▸ Work task: Pull from the data below each line where the word "Source" occurs, and copy it.

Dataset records
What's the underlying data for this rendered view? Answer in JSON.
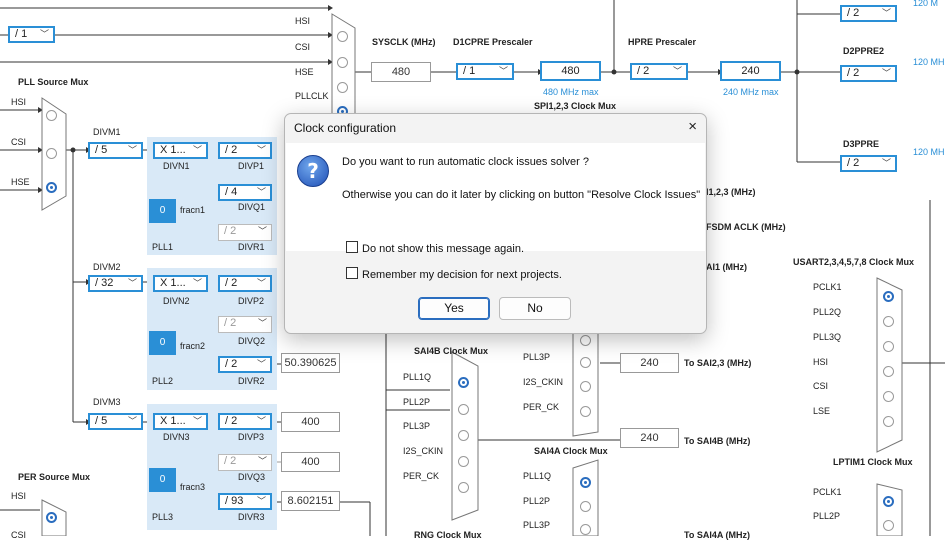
{
  "dialog": {
    "title": "Clock configuration",
    "close_icon": "×",
    "icon": "question-icon",
    "message": "Do you want to run automatic clock issues solver ?",
    "detail": "Otherwise you can do it later by clicking on button \"Resolve Clock Issues\"",
    "checkbox_dont_show": "Do not show this message again.",
    "checkbox_remember": "Remember my decision for next projects.",
    "yes_label": "Yes",
    "no_label": "No"
  },
  "diagram": {
    "top_div": "/ 1",
    "sys_mux_inputs": [
      "HSI",
      "CSI",
      "HSE",
      "PLLCLK"
    ],
    "sysclk_label": "SYSCLK (MHz)",
    "sysclk_value": "480",
    "d1cpre_label": "D1CPRE Prescaler",
    "d1cpre_value": "/ 1",
    "cpu_value": "480",
    "cpu_max": "480 MHz max",
    "hpre_label": "HPRE Prescaler",
    "hpre_value": "/ 2",
    "hclk_value": "240",
    "hclk_max": "240 MHz max",
    "spi_mux_label": "SPI1,2,3 Clock Mux",
    "right_div1": "/ 2",
    "right_div1_freq": "120 M",
    "d2ppre2_label": "D2PPRE2",
    "d2ppre2_value": "/ 2",
    "d2ppre2_freq": "120 MH",
    "d3ppre_label": "D3PPRE",
    "d3ppre_value": "/ 2",
    "d3ppre_freq": "120 MH",
    "pll_src_label": "PLL Source Mux",
    "pll_src_inputs": [
      "HSI",
      "CSI",
      "HSE"
    ],
    "plls": [
      {
        "divm_label": "DIVM1",
        "divm": "/ 5",
        "divn": "X 1...",
        "divn_label": "DIVN1",
        "divp": "/ 2",
        "divp_label": "DIVP1",
        "divq": "/ 4",
        "divq_label": "DIVQ1",
        "divr": "/ 2",
        "divr_label": "DIVR1",
        "frac": "0",
        "frac_label": "fracn1",
        "name": "PLL1"
      },
      {
        "divm_label": "DIVM2",
        "divm": "/ 32",
        "divn": "X 1...",
        "divn_label": "DIVN2",
        "divp": "/ 2",
        "divp_label": "DIVP2",
        "divq": "/ 2",
        "divq_label": "DIVQ2",
        "divr": "/ 2",
        "divr_label": "DIVR2",
        "frac": "0",
        "frac_label": "fracn2",
        "name": "PLL2",
        "out_r": "50.390625"
      },
      {
        "divm_label": "DIVM3",
        "divm": "/ 5",
        "divn": "X 1...",
        "divn_label": "DIVN3",
        "divp": "/ 2",
        "divp_label": "DIVP3",
        "divq": "/ 2",
        "divq_label": "DIVQ3",
        "divr": "/ 93",
        "divr_label": "DIVR3",
        "frac": "0",
        "frac_label": "fracn3",
        "name": "PLL3",
        "out_p": "400",
        "out_q": "400",
        "out_r": "8.602151"
      }
    ],
    "spi_out_label": "I1,2,3 (MHz)",
    "dfsdm_label": "FSDM ACLK (MHz)",
    "sai1_label": "AI1 (MHz)",
    "sai4b_mux_label": "SAI4B Clock Mux",
    "sai4b_inputs": [
      "PLL1Q",
      "PLL2P",
      "PLL3P",
      "I2S_CKIN",
      "PER_CK"
    ],
    "sai23_inputs": [
      "PLL3P",
      "I2S_CKIN",
      "PER_CK"
    ],
    "sai23_value": "240",
    "sai23_label": "To SAI2,3 (MHz)",
    "sai4b_value": "240",
    "sai4b_out_label": "To SAI4B (MHz)",
    "sai4a_mux_label": "SAI4A Clock Mux",
    "sai4a_inputs": [
      "PLL1Q",
      "PLL2P",
      "PLL3P"
    ],
    "sai4a_out_label": "To SAI4A (MHz)",
    "rng_label": "RNG Clock Mux",
    "usart_mux_label": "USART2,3,4,5,7,8 Clock Mux",
    "usart_inputs": [
      "PCLK1",
      "PLL2Q",
      "PLL3Q",
      "HSI",
      "CSI",
      "LSE"
    ],
    "lptim1_label": "LPTIM1 Clock Mux",
    "lptim_inputs": [
      "PCLK1",
      "PLL2P"
    ],
    "per_label": "PER Source Mux",
    "per_inputs": [
      "HSI",
      "CSI"
    ]
  }
}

▸ Task solution:
    "pll_src_label": "PLL Source Mux",
    "per_label": "PER Source Mux",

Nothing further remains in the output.